Wherever the string "this" shows up in the data below, copy the whole line.

▼▼▼

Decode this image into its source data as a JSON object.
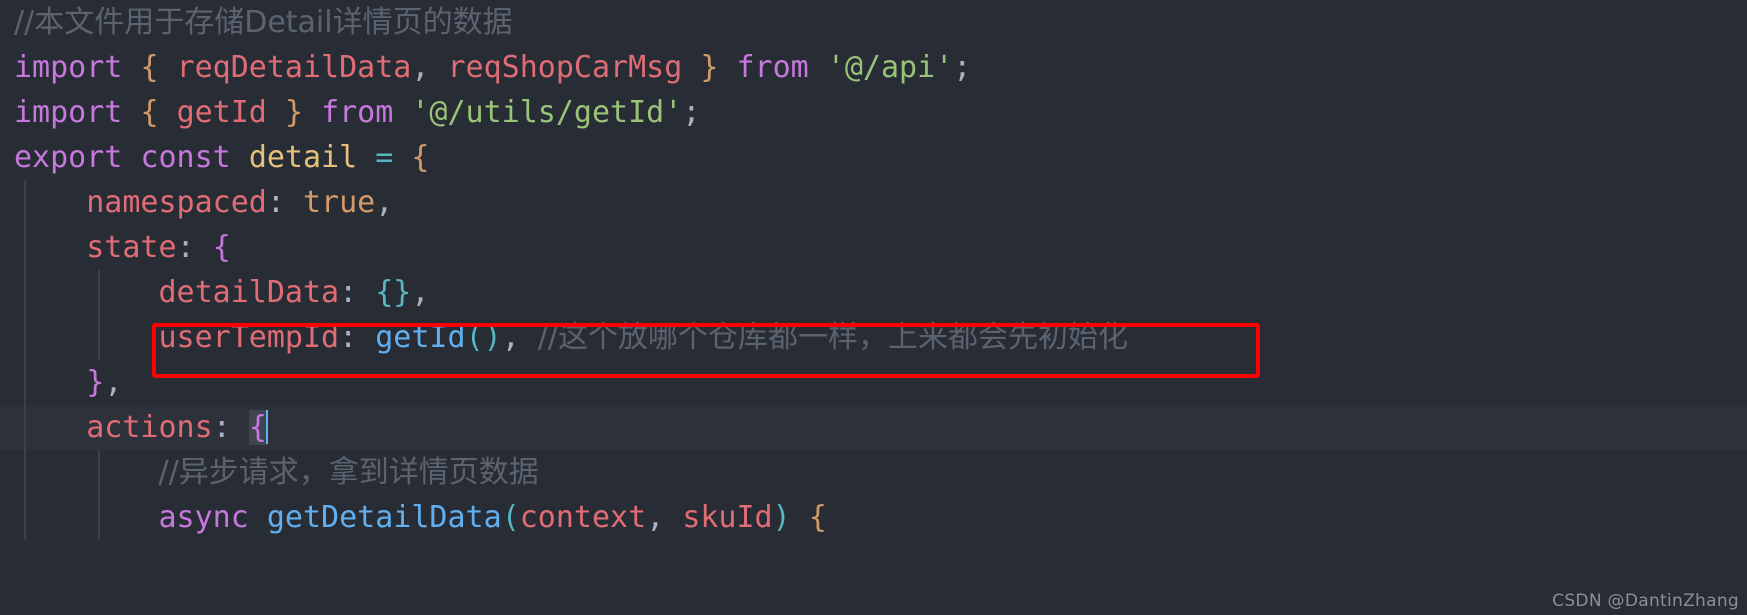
{
  "editor": {
    "theme_background": "#282c34",
    "current_line_background": "#2c313a",
    "annotation_color": "#ff0000",
    "lines": [
      {
        "id": "line-comment-header",
        "indent": 0,
        "current": false,
        "guides": [],
        "tokens": [
          {
            "cls": "t-comment cjk",
            "text": "//本文件用于存储Detail详情页的数据"
          }
        ]
      },
      {
        "id": "line-import-api",
        "indent": 0,
        "current": false,
        "guides": [],
        "tokens": [
          {
            "cls": "t-kw",
            "text": "import"
          },
          {
            "cls": "t-punct",
            "text": " "
          },
          {
            "cls": "t-brace-y",
            "text": "{"
          },
          {
            "cls": "t-punct",
            "text": " "
          },
          {
            "cls": "t-var",
            "text": "reqDetailData"
          },
          {
            "cls": "t-punct",
            "text": ", "
          },
          {
            "cls": "t-var",
            "text": "reqShopCarMsg"
          },
          {
            "cls": "t-punct",
            "text": " "
          },
          {
            "cls": "t-brace-y",
            "text": "}"
          },
          {
            "cls": "t-punct",
            "text": " "
          },
          {
            "cls": "t-kw",
            "text": "from"
          },
          {
            "cls": "t-punct",
            "text": " "
          },
          {
            "cls": "t-str",
            "text": "'@/api'"
          },
          {
            "cls": "t-punct",
            "text": ";"
          }
        ]
      },
      {
        "id": "line-import-getid",
        "indent": 0,
        "current": false,
        "guides": [],
        "tokens": [
          {
            "cls": "t-kw",
            "text": "import"
          },
          {
            "cls": "t-punct",
            "text": " "
          },
          {
            "cls": "t-brace-y",
            "text": "{"
          },
          {
            "cls": "t-punct",
            "text": " "
          },
          {
            "cls": "t-var",
            "text": "getId"
          },
          {
            "cls": "t-punct",
            "text": " "
          },
          {
            "cls": "t-brace-y",
            "text": "}"
          },
          {
            "cls": "t-punct",
            "text": " "
          },
          {
            "cls": "t-kw",
            "text": "from"
          },
          {
            "cls": "t-punct",
            "text": " "
          },
          {
            "cls": "t-str",
            "text": "'@/utils/getId'"
          },
          {
            "cls": "t-punct",
            "text": ";"
          }
        ]
      },
      {
        "id": "line-export-const-detail",
        "indent": 0,
        "current": false,
        "guides": [],
        "tokens": [
          {
            "cls": "t-kw",
            "text": "export"
          },
          {
            "cls": "t-punct",
            "text": " "
          },
          {
            "cls": "t-kw",
            "text": "const"
          },
          {
            "cls": "t-punct",
            "text": " "
          },
          {
            "cls": "t-entity",
            "text": "detail"
          },
          {
            "cls": "t-punct",
            "text": " "
          },
          {
            "cls": "t-op",
            "text": "="
          },
          {
            "cls": "t-punct",
            "text": " "
          },
          {
            "cls": "t-brace-y",
            "text": "{"
          }
        ]
      },
      {
        "id": "line-namespaced",
        "indent": 1,
        "current": false,
        "guides": [
          "g1"
        ],
        "tokens": [
          {
            "cls": "t-punct",
            "text": "    "
          },
          {
            "cls": "t-prop",
            "text": "namespaced"
          },
          {
            "cls": "t-punct",
            "text": ": "
          },
          {
            "cls": "t-const",
            "text": "true"
          },
          {
            "cls": "t-punct",
            "text": ","
          }
        ]
      },
      {
        "id": "line-state-open",
        "indent": 1,
        "current": false,
        "guides": [
          "g1"
        ],
        "tokens": [
          {
            "cls": "t-punct",
            "text": "    "
          },
          {
            "cls": "t-prop",
            "text": "state"
          },
          {
            "cls": "t-punct",
            "text": ": "
          },
          {
            "cls": "t-brace-p",
            "text": "{"
          }
        ]
      },
      {
        "id": "line-detaildata",
        "indent": 2,
        "current": false,
        "guides": [
          "g1",
          "g2"
        ],
        "tokens": [
          {
            "cls": "t-punct",
            "text": "        "
          },
          {
            "cls": "t-prop",
            "text": "detailData"
          },
          {
            "cls": "t-punct",
            "text": ": "
          },
          {
            "cls": "t-brace-c",
            "text": "{}"
          },
          {
            "cls": "t-punct",
            "text": ","
          }
        ]
      },
      {
        "id": "line-usertempid",
        "indent": 2,
        "current": false,
        "guides": [
          "g1",
          "g2"
        ],
        "tokens": [
          {
            "cls": "t-punct",
            "text": "        "
          },
          {
            "cls": "t-prop",
            "text": "userTempId"
          },
          {
            "cls": "t-punct",
            "text": ": "
          },
          {
            "cls": "t-func",
            "text": "getId"
          },
          {
            "cls": "t-brace-c",
            "text": "()"
          },
          {
            "cls": "t-punct",
            "text": ", "
          },
          {
            "cls": "t-comment cjk",
            "text": "//这个放哪个仓库都一样，上来都会先初始化"
          }
        ]
      },
      {
        "id": "line-state-close",
        "indent": 1,
        "current": false,
        "guides": [
          "g1"
        ],
        "tokens": [
          {
            "cls": "t-punct",
            "text": "    "
          },
          {
            "cls": "t-brace-p",
            "text": "}"
          },
          {
            "cls": "t-punct",
            "text": ","
          }
        ]
      },
      {
        "id": "line-actions-open",
        "indent": 1,
        "current": true,
        "guides": [
          "g1"
        ],
        "tokens": [
          {
            "cls": "t-punct",
            "text": "    "
          },
          {
            "cls": "t-prop",
            "text": "actions"
          },
          {
            "cls": "t-punct",
            "text": ": "
          },
          {
            "cls": "t-brace-p sel",
            "text": "{"
          },
          {
            "cls": "caret",
            "text": ""
          }
        ]
      },
      {
        "id": "line-comment-async",
        "indent": 2,
        "current": false,
        "guides": [
          "g1",
          "g2"
        ],
        "tokens": [
          {
            "cls": "t-punct",
            "text": "        "
          },
          {
            "cls": "t-comment cjk",
            "text": "//异步请求，拿到详情页数据"
          }
        ]
      },
      {
        "id": "line-getdetaildata",
        "indent": 2,
        "current": false,
        "guides": [
          "g1",
          "g2"
        ],
        "tokens": [
          {
            "cls": "t-punct",
            "text": "        "
          },
          {
            "cls": "t-kw",
            "text": "async"
          },
          {
            "cls": "t-punct",
            "text": " "
          },
          {
            "cls": "t-func",
            "text": "getDetailData"
          },
          {
            "cls": "t-brace-c",
            "text": "("
          },
          {
            "cls": "t-var",
            "text": "context"
          },
          {
            "cls": "t-punct",
            "text": ", "
          },
          {
            "cls": "t-var",
            "text": "skuId"
          },
          {
            "cls": "t-brace-c",
            "text": ")"
          },
          {
            "cls": "t-punct",
            "text": " "
          },
          {
            "cls": "t-brace-y",
            "text": "{"
          }
        ]
      }
    ]
  },
  "annotation": {
    "name": "red-highlight-box",
    "targets_line": "line-usertempid"
  },
  "watermark": {
    "text": "CSDN @DantinZhang"
  }
}
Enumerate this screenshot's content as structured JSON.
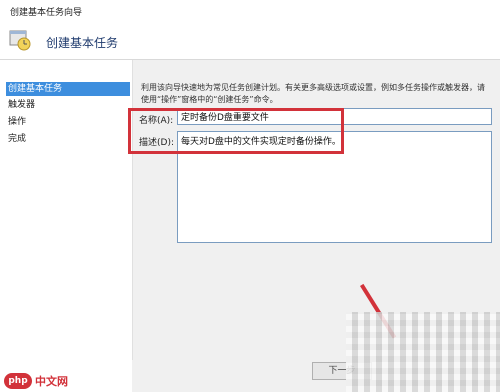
{
  "window": {
    "title": "创建基本任务向导"
  },
  "header": {
    "title": "创建基本任务",
    "icon": "task-wizard-icon"
  },
  "sidebar": {
    "items": [
      {
        "label": "创建基本任务",
        "active": true
      },
      {
        "label": "触发器",
        "active": false
      },
      {
        "label": "操作",
        "active": false
      },
      {
        "label": "完成",
        "active": false
      }
    ]
  },
  "main": {
    "description": "利用该向导快速地为常见任务创建计划。有关更多高级选项或设置，例如多任务操作或触发器，请使用“操作”窗格中的“创建任务”命令。",
    "name_label": "名称(A):",
    "name_value": "定时备份D盘重要文件",
    "desc_label": "描述(D):",
    "desc_value": "每天对D盘中的文件实现定时备份操作。"
  },
  "footer": {
    "next_label": "下一步"
  },
  "watermark": {
    "logo": "php",
    "text": "中文网"
  },
  "colors": {
    "highlight": "#d2323a",
    "selection": "#3d8ede"
  }
}
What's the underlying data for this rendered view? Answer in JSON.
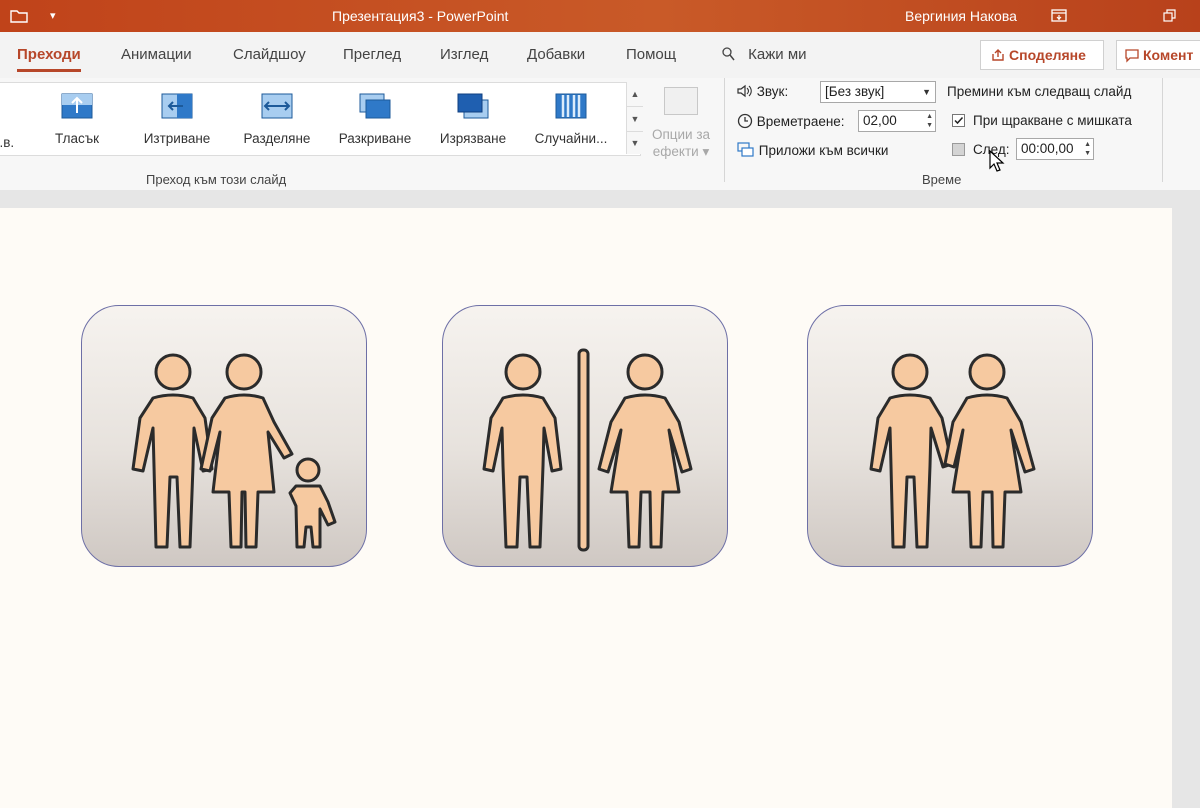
{
  "titlebar": {
    "doc_title": "Презентация3  -  PowerPoint",
    "user": "Вергиния Накова",
    "qat_dropdown": "▾",
    "ribbon_display_icon": "ribbon-display-options-icon",
    "restore_icon": "restore-window-icon"
  },
  "tabs": [
    {
      "label": "Преходи",
      "active": true
    },
    {
      "label": "Анимации"
    },
    {
      "label": "Слайдшоу"
    },
    {
      "label": "Преглед"
    },
    {
      "label": "Изглед"
    },
    {
      "label": "Добавки"
    },
    {
      "label": "Помощ"
    }
  ],
  "tell_me": "Кажи ми",
  "share_button": "Споделяне",
  "comments_button": "Комент",
  "transitions_gallery": {
    "partial_item": "...в.",
    "items": [
      {
        "label": "Тласък",
        "icon": "push-transition-icon"
      },
      {
        "label": "Изтриване",
        "icon": "wipe-transition-icon"
      },
      {
        "label": "Разделяне",
        "icon": "split-transition-icon"
      },
      {
        "label": "Разкриване",
        "icon": "reveal-transition-icon"
      },
      {
        "label": "Изрязване",
        "icon": "cut-transition-icon"
      },
      {
        "label": "Случайни...",
        "icon": "random-bars-transition-icon"
      }
    ],
    "group_label": "Преход към този слайд"
  },
  "effect_options": {
    "line1": "Опции за",
    "line2": "ефекти"
  },
  "timing": {
    "sound_label": "Звук:",
    "sound_value": "[Без звук]",
    "duration_label": "Времетраене:",
    "duration_value": "02,00",
    "apply_all": "Приложи към всички",
    "group_label": "Време",
    "advance_header": "Премини към следващ слайд",
    "on_click_label": "При щракване с мишката",
    "on_click_checked": true,
    "after_label": "След:",
    "after_value": "00:00,00",
    "after_checked": false
  },
  "slide": {
    "cards": [
      {
        "name": "family-icon"
      },
      {
        "name": "restroom-icon"
      },
      {
        "name": "couple-icon"
      }
    ],
    "figure_fill": "#f6c9a0",
    "figure_stroke": "#2b2b2b"
  },
  "colors": {
    "accent": "#b7472a",
    "titlebar": "#c24a1a"
  }
}
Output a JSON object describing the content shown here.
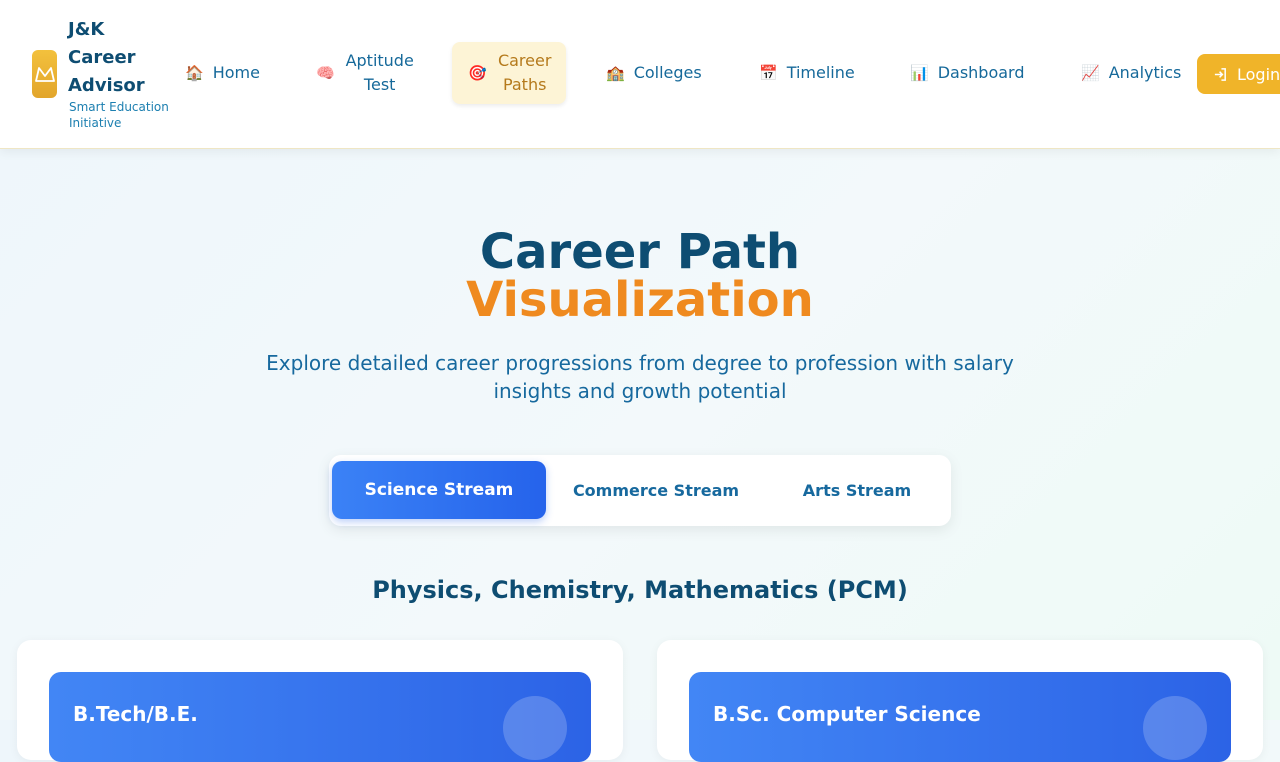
{
  "brand": {
    "title": "J&K Career Advisor",
    "subtitle": "Smart Education Initiative",
    "logo_icon": "mountain-icon"
  },
  "nav": {
    "items": [
      {
        "icon": "🏠",
        "label": "Home"
      },
      {
        "icon": "🧠",
        "label": "Aptitude Test"
      },
      {
        "icon": "🎯",
        "label": "Career Paths",
        "active": true
      },
      {
        "icon": "🏫",
        "label": "Colleges"
      },
      {
        "icon": "📅",
        "label": "Timeline"
      },
      {
        "icon": "📊",
        "label": "Dashboard"
      },
      {
        "icon": "📈",
        "label": "Analytics"
      }
    ],
    "login_label": "Login",
    "login_icon": "login-icon"
  },
  "hero": {
    "title_line1": "Career Path",
    "title_line2": "Visualization",
    "subtitle": "Explore detailed career progressions from degree to profession with salary insights and growth potential"
  },
  "tabs": [
    {
      "label": "Science Stream",
      "active": true
    },
    {
      "label": "Commerce Stream"
    },
    {
      "label": "Arts Stream"
    }
  ],
  "section": {
    "heading": "Physics, Chemistry, Mathematics (PCM)"
  },
  "cards": [
    {
      "title": "B.Tech/B.E."
    },
    {
      "title": "B.Sc. Computer Science"
    }
  ],
  "colors": {
    "primary_dark": "#0e4d72",
    "accent_orange": "#ef8a1f",
    "brand_yellow": "#f0b429",
    "tab_blue": "#2563eb"
  }
}
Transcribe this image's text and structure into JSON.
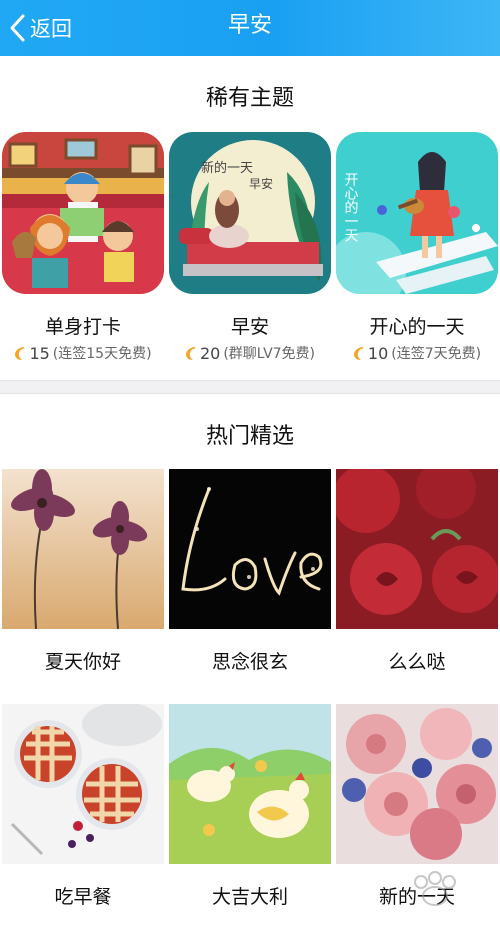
{
  "header": {
    "back_label": "返回",
    "title": "早安",
    "background_color": "#1aa0f2"
  },
  "rare_themes": {
    "title": "稀有主题",
    "items": [
      {
        "name": "单身打卡",
        "price": "15",
        "condition": "(连签15天免费)"
      },
      {
        "name": "早安",
        "price": "20",
        "condition": "(群聊LV7免费)",
        "art_text_top": "新的一天",
        "art_text_bottom": "早安"
      },
      {
        "name": "开心的一天",
        "price": "10",
        "condition": "(连签7天免费)",
        "art_text": "开心的一天"
      }
    ]
  },
  "hot_picks": {
    "title": "热门精选",
    "items": [
      {
        "name": "夏天你好"
      },
      {
        "name": "思念很玄"
      },
      {
        "name": "么么哒"
      },
      {
        "name": "吃早餐"
      },
      {
        "name": "大吉大利"
      },
      {
        "name": "新的一天"
      }
    ]
  },
  "colors": {
    "coin": "#f5a623",
    "divider": "#f1f1f3"
  }
}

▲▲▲

Output:
Decode this image into its source data as a JSON object.
Enumerate this screenshot's content as structured JSON.
What's the underlying data for this rendered view? Answer in JSON.
Transcribe this image's text and structure into JSON.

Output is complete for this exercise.